And I’ve got minor pregnancy ailments for days – you name it, I’ve got it. Nothing serious, so I can’t really complain, despite feeling several shades of crap almost all of the time. From head to toe, I’m a walking encyclopaedia of pregnancy symptoms – headaches, blocked up nose, sinus pain, nosebleeds, bleeding gums, heartburn, indigestion and nausea, sore hips. And that’s just what I can remember off the top of my (throbbing) head. I’m considering becoming a shareholder in Rennie, Gaviscon and paracetamol. My handbag doesn’t just rattle, it’s a mobile rubbish bin filled with the debris from a hundred over-the-counter medication packets. I’m so rock and roll. The only place pregnancy hasn’t yet migrated to is my ankles but I don’t expect it to be long. Around week 25 it all took a distinctly third trimester-y turn, despite that particular milestone still being 2 or 3 weeks away (I’m never sure quite when the trimesters begin and end – will somebody just decide and let the rest of us know?!). Does this mean the baby will be early I hear you optimistically wonder?! I doubt it. I am quite confident that this baby will continue to abuse my interior for as long as it darn well pleases.
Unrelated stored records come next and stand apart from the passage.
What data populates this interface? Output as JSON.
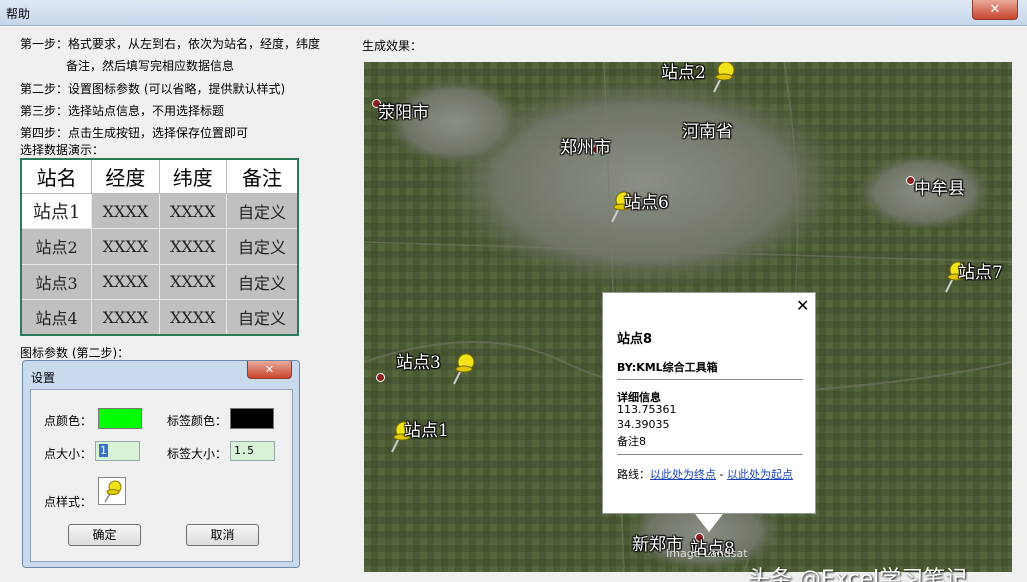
{
  "window": {
    "title": "帮助",
    "close_label": "✕"
  },
  "steps": {
    "step1_line1": "第一步：格式要求，从左到右，依次为站名，经度，纬度",
    "step1_line2": "备注，然后填写完相应数据信息",
    "step2": "第二步：设置图标参数 (可以省略，提供默认样式)",
    "step3": "第三步：选择站点信息，不用选择标题",
    "step4": "第四步：点击生成按钮，选择保存位置即可"
  },
  "data_demo": {
    "label": "选择数据演示：",
    "columns": [
      "站名",
      "经度",
      "纬度",
      "备注"
    ],
    "rows": [
      [
        "站点1",
        "XXXX",
        "XXXX",
        "自定义"
      ],
      [
        "站点2",
        "XXXX",
        "XXXX",
        "自定义"
      ],
      [
        "站点3",
        "XXXX",
        "XXXX",
        "自定义"
      ],
      [
        "站点4",
        "XXXX",
        "XXXX",
        "自定义"
      ]
    ]
  },
  "icon_params_label": "图标参数 (第二步)：",
  "result_label": "生成效果：",
  "settings_dialog": {
    "title": "设置",
    "close_label": "✕",
    "point_color_label": "点颜色：",
    "point_color": "#00ff00",
    "label_color_label": "标签颜色：",
    "label_color": "#000000",
    "point_size_label": "点大小：",
    "point_size": "1",
    "label_size_label": "标签大小：",
    "label_size": "1.5",
    "point_style_label": "点样式：",
    "ok_label": "确定",
    "cancel_label": "取消"
  },
  "map": {
    "labels": {
      "xingyang": "荥阳市",
      "zhengzhou": "郑州市",
      "henan": "河南省",
      "zhongmou": "中牟县",
      "xinzheng": "新郑市",
      "station2": "站点2",
      "station6": "站点6",
      "station7": "站点7",
      "station3": "站点3",
      "station1": "站点1",
      "station8": "站点8"
    },
    "popup": {
      "title": "站点8",
      "by": "BY:KML综合工具箱",
      "detail_heading": "详细信息",
      "longitude": "113.75361",
      "latitude": "34.39035",
      "note": "备注8",
      "route_prefix": "路线：",
      "route_to": "以此处为终点",
      "route_sep": " - ",
      "route_from": "以此处为起点",
      "close_label": "✕"
    },
    "image_credit": "Image Landsat",
    "watermark": "头条 @Excel学习笔记"
  },
  "colors": {
    "pin": "#f2e21a",
    "accent_border": "#2d7a5a"
  }
}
Which could be another 14 weeks. Which is terrifyingly close. Help. I’m caught in an eternal paradox of ‘hurry up!’ And ‘help I’m not ready yet!’
And oh, the size of me. According to the midwife I’m only measuring one single centimetre larger than I should be, yet I look and feel huge. How can this be? Well-meaning family and friends have fallen into a fairly predictable repertoire to which I can only smile and nod, and parrot my expected responses. It usually goes something like this:
All people: ‘Ooh you’re looking big!’
Me: ‘Yes, I’m huge.’
All people: ‘How far along are you again?!’
Me: ’28 weeks.’
All people: ‘Oh so you’ve still got…?’
Me: ‘3 months to go.’
All people: ‘3 MONTHS?! Goodness you’ll be huge!’
Me: ‘Yes I will be huge.’
All people: ‘It’s going to be a big baby.’
Me: ‘Yes I imagine it will be some sort of record-breaking behemoth.’
All people: ‘Are you sure it’s not twins?’
Me: ‘Yes I’m sure it’s not twins.’
It’s enough to make a girl feel self-conscious. But they have a point. The dresses I spent the final weeks of my first pregnancy languishing in are already starting to look a bit stretched, and I’ve had to remove my rings as I was getting a rash from how snug they were becoming. Just how big WILL I end up? Watch this HUMUNGOUS space to find out!
A. is finding new and imaginative ways to spread-eagle herself across the bump. Not to be defeated by my rapidly expanding girth, she wriggles about trying to get some purchase on Mount Mummy whilst on the inside, the squiglet gives as good as (s)he gets, returning elbows and knees in a vain effort to get an early foothold in the battle for sibling supremacy. A. has been rigorously schooled by family and nursery staff on the contents of my tummy and how it differs from everyone else’s, and now proudly tells anyone who will listen that there is ‘a baby… AND food!’ in Mummy’s tummy and has on more than one occasion enquired if ‘all the other babies’ are in there too. Er, thanks for that, poppet. Even she thinks I’m massive.